Operation yields different results on other machine

We’re running the same code on machine A and machine B (same Manifest file), and the results are not the same. We’re doing fairly straight-forward linear algebra on StaticArrays. Is that a bug, or is it generally accepted that the implementation of these algorithms (LAPACK etc.) can vary from one machine to the next?

1 Like

What kind of machines are they?

  • OS
  • CPU architecture
  • Julia version

I’m not sure; I’m asking more from a point of principle, to figure out if I want to spend time looking for the difference. Is julia generally guaranteeing that f(x) will return exactly the same value across architecture/OS, for its floating point operations? Is there any function in Base where that’s not true? There is the Int = Int32/Int64 split which can cause a difference, and obviously multithreading can vary if we didn’t write our code right, but for single-thread code is there anything else?

EDIT: to be clear, I’m talking about a 1e-8 difference in the final result of a calculation. It is probably a very small floating point difference, that was compounded over the large number of operations we perform.

It won’t generally be true if you have @simd or @fastmath.
Optimal performance for some operations (e.g. reductions) will require different orderings on different machines, and this can change rounding.

For example, on a machine with AVX512, starting Julia normally (this will use 256 bit vectors, as preferring them is the default):

julia> using Random; Random.seed!(2);

julia> sum(rand(128))

Starting Julia with -C"native,-prefer-256-bit" (this means “do not prefer 256 bit vectors”, which will cause it to use 512 bit vectors):

julia> using Random; Random.seed!(2);

julia> sum(rand(128))

Starting with -C"native,prefer-128-bit" (do prefer 128 bit vectors):

julia> using Random; Random.seed!(2);

julia> sum(rand(128))

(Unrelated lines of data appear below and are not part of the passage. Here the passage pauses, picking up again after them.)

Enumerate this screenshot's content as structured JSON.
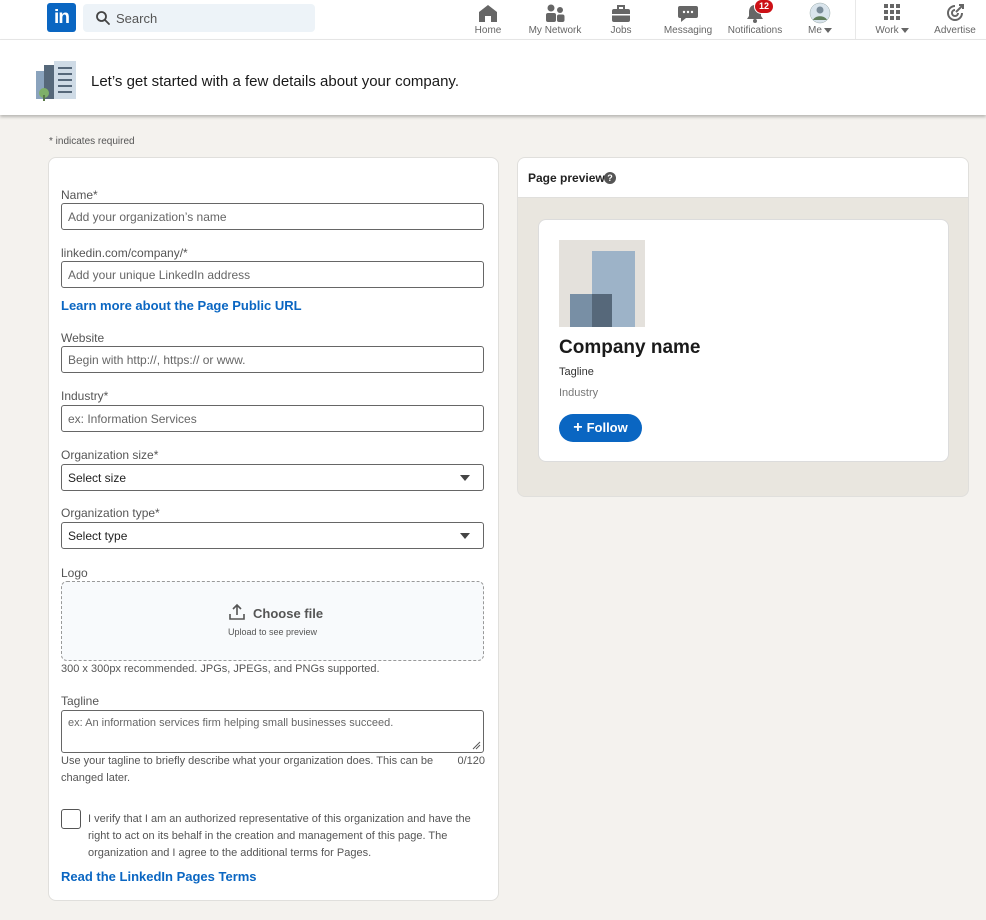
{
  "nav": {
    "logo_text": "in",
    "search_placeholder": "Search",
    "items": [
      {
        "label": "Home",
        "icon": "home-icon"
      },
      {
        "label": "My Network",
        "icon": "network-icon"
      },
      {
        "label": "Jobs",
        "icon": "briefcase-icon"
      },
      {
        "label": "Messaging",
        "icon": "message-icon"
      },
      {
        "label": "Notifications",
        "icon": "bell-icon",
        "badge": "12"
      },
      {
        "label": "Me",
        "icon": "avatar"
      },
      {
        "label": "Work",
        "icon": "grid-icon"
      },
      {
        "label": "Advertise",
        "icon": "advertise-icon"
      }
    ]
  },
  "banner": {
    "text": "Let’s get started with a few details about your company."
  },
  "form": {
    "required_note": "*  indicates required",
    "name_label": "Name*",
    "name_placeholder": "Add your organization’s name",
    "url_label": "linkedin.com/company/*",
    "url_placeholder": "Add your unique LinkedIn address",
    "url_link": "Learn more about the Page Public URL",
    "website_label": "Website",
    "website_placeholder": "Begin with http://, https:// or www.",
    "industry_label": "Industry*",
    "industry_placeholder": "ex: Information Services",
    "size_label": "Organization size*",
    "size_value": "Select size",
    "type_label": "Organization type*",
    "type_value": "Select type",
    "logo_label": "Logo",
    "choose_file": "Choose file",
    "upload_sub": "Upload to see preview",
    "logo_hint": "300 x 300px recommended. JPGs, JPEGs, and PNGs supported.",
    "tagline_label": "Tagline",
    "tagline_placeholder": "ex: An information services firm helping small businesses succeed.",
    "tagline_hint": "Use your tagline to briefly describe what your organization does. This can be changed later.",
    "tagline_counter": "0/120",
    "verify_text": "I verify that I am an authorized representative of this organization and have the right to act on its behalf in the creation and management of this page. The organization and I agree to the additional terms for Pages.",
    "terms_link": "Read the LinkedIn Pages Terms"
  },
  "preview": {
    "title": "Page preview",
    "company_name": "Company name",
    "tagline": "Tagline",
    "industry": "Industry",
    "follow_label": "Follow"
  },
  "colors": {
    "brand": "#0a66c2",
    "page_bg": "#f4f2ee",
    "badge": "#cc1016"
  }
}
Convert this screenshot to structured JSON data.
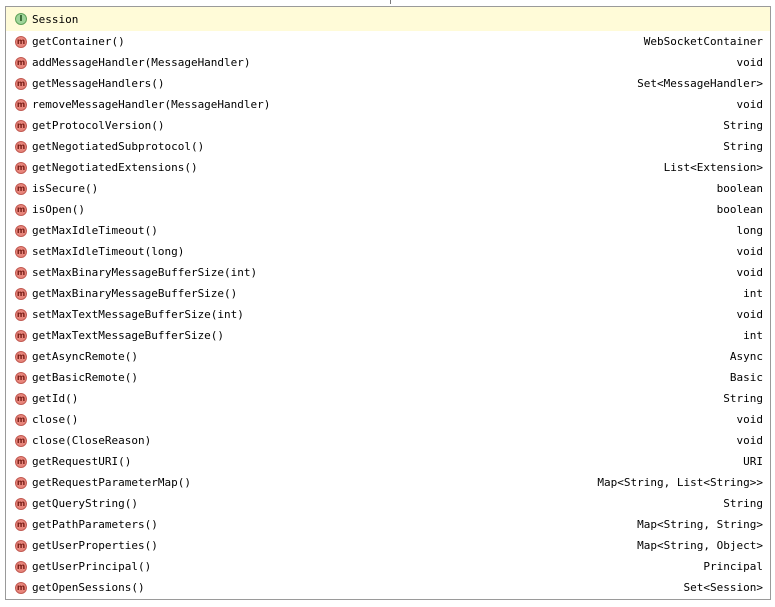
{
  "header": {
    "icon": "interface-icon",
    "badge_letter": "I",
    "title": "Session"
  },
  "method_badge_letter": "m",
  "methods": [
    {
      "name": "getContainer()",
      "returns": "WebSocketContainer"
    },
    {
      "name": "addMessageHandler(MessageHandler)",
      "returns": "void"
    },
    {
      "name": "getMessageHandlers()",
      "returns": "Set<MessageHandler>"
    },
    {
      "name": "removeMessageHandler(MessageHandler)",
      "returns": "void"
    },
    {
      "name": "getProtocolVersion()",
      "returns": "String"
    },
    {
      "name": "getNegotiatedSubprotocol()",
      "returns": "String"
    },
    {
      "name": "getNegotiatedExtensions()",
      "returns": "List<Extension>"
    },
    {
      "name": "isSecure()",
      "returns": "boolean"
    },
    {
      "name": "isOpen()",
      "returns": "boolean"
    },
    {
      "name": "getMaxIdleTimeout()",
      "returns": "long"
    },
    {
      "name": "setMaxIdleTimeout(long)",
      "returns": "void"
    },
    {
      "name": "setMaxBinaryMessageBufferSize(int)",
      "returns": "void"
    },
    {
      "name": "getMaxBinaryMessageBufferSize()",
      "returns": "int"
    },
    {
      "name": "setMaxTextMessageBufferSize(int)",
      "returns": "void"
    },
    {
      "name": "getMaxTextMessageBufferSize()",
      "returns": "int"
    },
    {
      "name": "getAsyncRemote()",
      "returns": "Async"
    },
    {
      "name": "getBasicRemote()",
      "returns": "Basic"
    },
    {
      "name": "getId()",
      "returns": "String"
    },
    {
      "name": "close()",
      "returns": "void"
    },
    {
      "name": "close(CloseReason)",
      "returns": "void"
    },
    {
      "name": "getRequestURI()",
      "returns": "URI"
    },
    {
      "name": "getRequestParameterMap()",
      "returns": "Map<String, List<String>>"
    },
    {
      "name": "getQueryString()",
      "returns": "String"
    },
    {
      "name": "getPathParameters()",
      "returns": "Map<String, String>"
    },
    {
      "name": "getUserProperties()",
      "returns": "Map<String, Object>"
    },
    {
      "name": "getUserPrincipal()",
      "returns": "Principal"
    },
    {
      "name": "getOpenSessions()",
      "returns": "Set<Session>"
    }
  ]
}
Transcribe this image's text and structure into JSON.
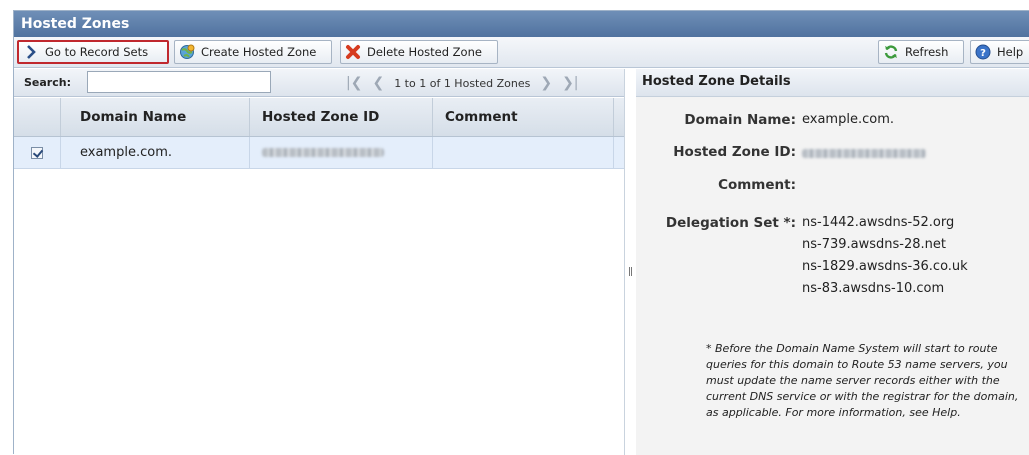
{
  "panel": {
    "title": "Hosted Zones"
  },
  "toolbar": {
    "go_to_record_sets": "Go to Record Sets",
    "create_hosted_zone": "Create Hosted Zone",
    "delete_hosted_zone": "Delete Hosted Zone",
    "refresh": "Refresh",
    "help": "Help"
  },
  "search": {
    "label": "Search:",
    "value": ""
  },
  "pager": {
    "text": "1 to 1 of 1 Hosted Zones"
  },
  "table": {
    "columns": [
      "Domain Name",
      "Hosted Zone ID",
      "Comment"
    ],
    "rows": [
      {
        "checked": true,
        "domain": "example.com.",
        "zone_id": "",
        "comment": ""
      }
    ]
  },
  "details": {
    "title": "Hosted Zone Details",
    "domain_label": "Domain Name:",
    "domain_value": "example.com.",
    "zone_id_label": "Hosted Zone ID:",
    "comment_label": "Comment:",
    "comment_value": "",
    "delegation_label": "Delegation Set *:",
    "name_servers": [
      "ns-1442.awsdns-52.org",
      "ns-739.awsdns-28.net",
      "ns-1829.awsdns-36.co.uk",
      "ns-83.awsdns-10.com"
    ],
    "note": "* Before the Domain Name System will start to route queries for this domain to Route 53 name servers, you must update the name server records either with the current DNS service or with the registrar for the domain, as applicable. For more information, see Help."
  },
  "colors": {
    "title_bar": "#5b7cab",
    "selected_row": "#e4eefb",
    "highlight_border": "#c0282e"
  }
}
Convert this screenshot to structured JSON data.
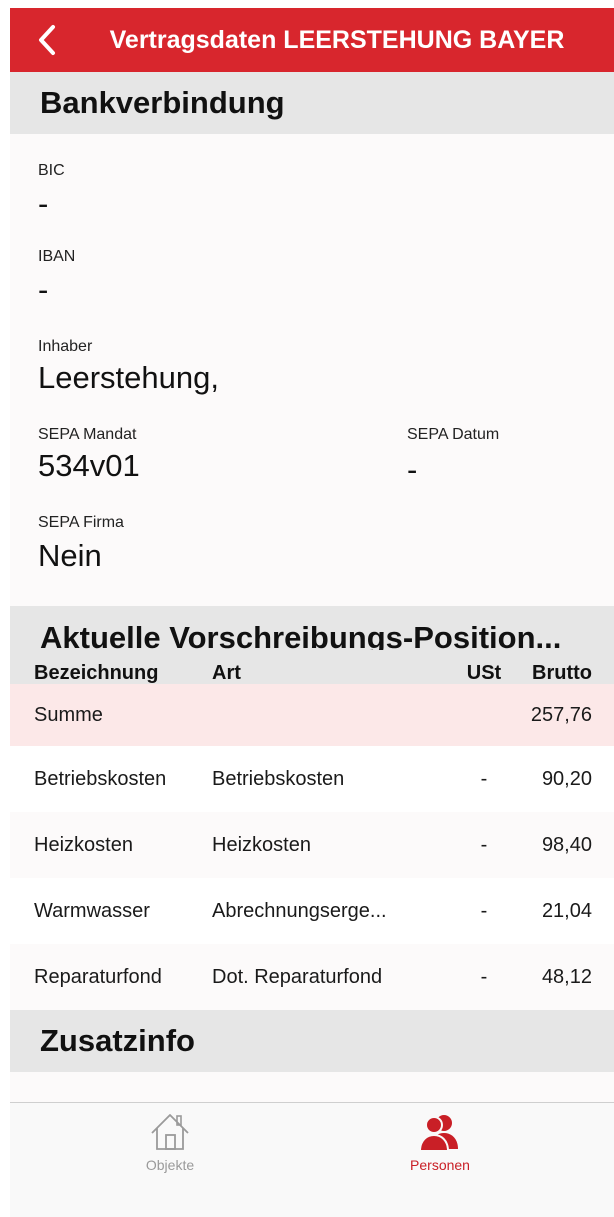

Aside from vector width, the presence/absence of fused multiply add instructions will also make a difference. These instructions return the correctly rounded answer (i.e., not rounding the intermediate product and then rounding again after adding).
muladd(a,b,c) will normally (but not always) use fma instructions when available, and when unavailable will instead compute the less accurate a * b + c.
Base.exp is much less accurate on systems without FMA instructions. As an aside, VectorizationBase/LoopVectorization’s should be similarly accurate whether or not FMA is available, as it switches to double-double arithmetic in that case to compensate; this means that in practice FMA instructions can sometimes provide a far larger performance than just the 2x implied by just combining an addition and subtraction. This would be even more extreme if using Base.fma instead of double-double arithmetic, as Base.fma imposes an even larger performance penalty.